As you are aware, our government conducted very serious and comprehensive investigation into the Papal assassination attempt, in which I played a part on several occasions. Someday it will make fascinating reading. I don’t believe that I should say any more about this delicate subject at this time.

“Neither President Reagan or Pope John Paul II followed the advice of their experts”

Ambassador Thomas P. Melady
The Holy See, 1989-93

MELADY:  This goes back to the meeting of, before I got there, the famous meeting, President Reagan and Pope John Paul II. At that meeting, and I remember the background, 1982, we had a Special Envoy. Reagan was getting ready to go to the meeting, and the essential advice was in the executive summary:  “Don’t be talking about overthrowing the communists in Eastern Europe. Look what happened when we talked about it before. The Hungarian revolution, the Prague revolt of ’68, the Soviets aren’t going to do it.”

It’s interesting. By the time I got there the Papal advisors were saying the same thing at this Polish Pope, “Don’t be talking about it.” Well, lo and behold, neither President Reagan or Pope John Paul II followed the advice of their experts.

The President brought up to the Pope that he had read that the Pope had said that one day “Eastern Europe will be free, and Eastern Europe will join with Western Europe.” And President Reagan said, “Your Holiness, when will that be?”

And the Pope said, “In our lifetime.”

The President sort of jumped out of his chair and said, “We’re both not exactly young people.”


So the President grabbed his hand and said, “Let’s work together.”
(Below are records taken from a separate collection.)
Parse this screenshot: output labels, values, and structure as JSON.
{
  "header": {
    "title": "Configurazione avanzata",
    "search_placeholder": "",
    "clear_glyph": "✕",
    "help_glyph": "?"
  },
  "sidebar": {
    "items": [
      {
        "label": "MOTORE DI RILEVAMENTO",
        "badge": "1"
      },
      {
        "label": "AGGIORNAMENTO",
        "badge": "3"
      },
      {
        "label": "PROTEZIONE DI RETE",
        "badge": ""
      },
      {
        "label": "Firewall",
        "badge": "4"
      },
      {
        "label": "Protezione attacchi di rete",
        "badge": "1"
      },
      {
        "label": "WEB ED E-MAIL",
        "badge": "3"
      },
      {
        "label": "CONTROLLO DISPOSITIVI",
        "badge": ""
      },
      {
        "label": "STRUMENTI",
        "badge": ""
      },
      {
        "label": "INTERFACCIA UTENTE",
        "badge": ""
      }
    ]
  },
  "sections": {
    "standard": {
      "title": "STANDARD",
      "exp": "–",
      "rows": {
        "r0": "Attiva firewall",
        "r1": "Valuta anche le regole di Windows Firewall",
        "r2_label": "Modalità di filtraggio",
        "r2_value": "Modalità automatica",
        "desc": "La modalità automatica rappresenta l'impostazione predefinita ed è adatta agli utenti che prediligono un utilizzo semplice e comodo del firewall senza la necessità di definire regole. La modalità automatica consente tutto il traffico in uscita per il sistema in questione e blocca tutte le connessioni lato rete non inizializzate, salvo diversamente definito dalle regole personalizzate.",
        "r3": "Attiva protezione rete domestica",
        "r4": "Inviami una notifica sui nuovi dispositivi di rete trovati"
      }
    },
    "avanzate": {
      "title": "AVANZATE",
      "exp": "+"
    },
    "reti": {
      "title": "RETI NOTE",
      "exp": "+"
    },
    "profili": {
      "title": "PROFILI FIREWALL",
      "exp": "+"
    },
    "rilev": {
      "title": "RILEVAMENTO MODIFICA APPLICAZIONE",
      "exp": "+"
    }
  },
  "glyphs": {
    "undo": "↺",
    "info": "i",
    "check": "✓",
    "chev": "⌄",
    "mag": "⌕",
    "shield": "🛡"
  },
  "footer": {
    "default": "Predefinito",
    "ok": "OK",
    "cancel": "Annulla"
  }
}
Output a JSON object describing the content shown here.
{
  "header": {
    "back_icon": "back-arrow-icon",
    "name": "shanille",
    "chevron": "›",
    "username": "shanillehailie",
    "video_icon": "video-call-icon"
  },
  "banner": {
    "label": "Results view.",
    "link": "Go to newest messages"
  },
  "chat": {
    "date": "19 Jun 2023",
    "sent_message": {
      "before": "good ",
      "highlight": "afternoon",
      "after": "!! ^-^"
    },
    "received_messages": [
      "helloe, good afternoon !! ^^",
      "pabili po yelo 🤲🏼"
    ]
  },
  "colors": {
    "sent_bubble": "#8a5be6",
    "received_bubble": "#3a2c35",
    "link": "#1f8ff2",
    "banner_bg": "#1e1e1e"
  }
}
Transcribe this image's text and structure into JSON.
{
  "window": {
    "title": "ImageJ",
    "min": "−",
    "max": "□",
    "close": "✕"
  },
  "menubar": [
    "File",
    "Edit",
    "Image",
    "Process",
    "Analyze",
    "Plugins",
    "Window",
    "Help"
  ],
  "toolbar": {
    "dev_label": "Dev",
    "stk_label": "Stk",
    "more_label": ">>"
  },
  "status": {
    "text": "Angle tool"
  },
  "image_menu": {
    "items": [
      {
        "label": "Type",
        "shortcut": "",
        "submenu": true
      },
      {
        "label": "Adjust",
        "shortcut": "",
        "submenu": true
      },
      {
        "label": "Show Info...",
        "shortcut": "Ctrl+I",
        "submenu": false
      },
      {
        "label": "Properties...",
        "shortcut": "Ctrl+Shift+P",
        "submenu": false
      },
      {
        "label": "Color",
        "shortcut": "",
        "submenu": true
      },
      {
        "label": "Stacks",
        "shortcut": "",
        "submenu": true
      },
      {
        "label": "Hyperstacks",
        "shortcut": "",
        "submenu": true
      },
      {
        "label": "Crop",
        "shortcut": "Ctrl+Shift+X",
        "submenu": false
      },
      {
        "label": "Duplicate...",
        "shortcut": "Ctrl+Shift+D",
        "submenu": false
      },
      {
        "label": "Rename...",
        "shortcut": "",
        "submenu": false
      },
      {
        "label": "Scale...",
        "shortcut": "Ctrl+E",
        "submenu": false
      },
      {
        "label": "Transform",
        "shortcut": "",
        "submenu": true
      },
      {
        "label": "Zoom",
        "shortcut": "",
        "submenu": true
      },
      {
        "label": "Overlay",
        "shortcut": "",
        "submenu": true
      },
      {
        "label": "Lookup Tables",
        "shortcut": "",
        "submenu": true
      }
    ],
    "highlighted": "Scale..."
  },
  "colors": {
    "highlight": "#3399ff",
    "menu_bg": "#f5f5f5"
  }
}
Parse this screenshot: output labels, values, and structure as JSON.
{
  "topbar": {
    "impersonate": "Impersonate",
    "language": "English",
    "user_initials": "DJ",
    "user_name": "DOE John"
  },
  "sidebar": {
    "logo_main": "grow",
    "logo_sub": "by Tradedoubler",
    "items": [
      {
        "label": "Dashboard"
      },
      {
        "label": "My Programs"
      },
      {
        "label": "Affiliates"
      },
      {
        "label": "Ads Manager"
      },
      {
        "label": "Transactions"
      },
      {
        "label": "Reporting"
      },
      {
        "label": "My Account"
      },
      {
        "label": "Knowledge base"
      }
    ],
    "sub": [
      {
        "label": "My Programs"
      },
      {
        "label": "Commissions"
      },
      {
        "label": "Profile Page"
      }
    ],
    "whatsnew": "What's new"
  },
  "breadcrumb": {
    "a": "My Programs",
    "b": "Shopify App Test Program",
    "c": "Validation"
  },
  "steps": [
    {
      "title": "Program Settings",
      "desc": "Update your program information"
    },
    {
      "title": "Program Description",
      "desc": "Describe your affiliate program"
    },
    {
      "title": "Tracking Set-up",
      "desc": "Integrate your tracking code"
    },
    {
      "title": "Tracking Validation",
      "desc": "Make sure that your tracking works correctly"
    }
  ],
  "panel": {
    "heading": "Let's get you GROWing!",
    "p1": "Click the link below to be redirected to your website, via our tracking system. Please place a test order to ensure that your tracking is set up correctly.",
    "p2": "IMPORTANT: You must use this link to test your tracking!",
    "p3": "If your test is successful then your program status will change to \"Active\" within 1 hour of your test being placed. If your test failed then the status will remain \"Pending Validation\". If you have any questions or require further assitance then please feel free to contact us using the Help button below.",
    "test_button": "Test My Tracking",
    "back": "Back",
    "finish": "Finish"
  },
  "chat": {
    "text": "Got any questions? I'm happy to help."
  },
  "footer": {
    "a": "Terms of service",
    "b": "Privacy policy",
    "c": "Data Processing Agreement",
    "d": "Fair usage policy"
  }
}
I remember Time Magazine about 1991 had a major cover story, The Holy Alliance, and a picture of the Pope and Reagan. The article, with the exception of the first five paragraphs, was really quite accurate. With a handshake, without a formal treaty, there was never anything written — I know that — the United States and the Holy See cooperated in one of the greatest events in modern history. The collapse of an empire without, relatively speaking, any major bloodshed.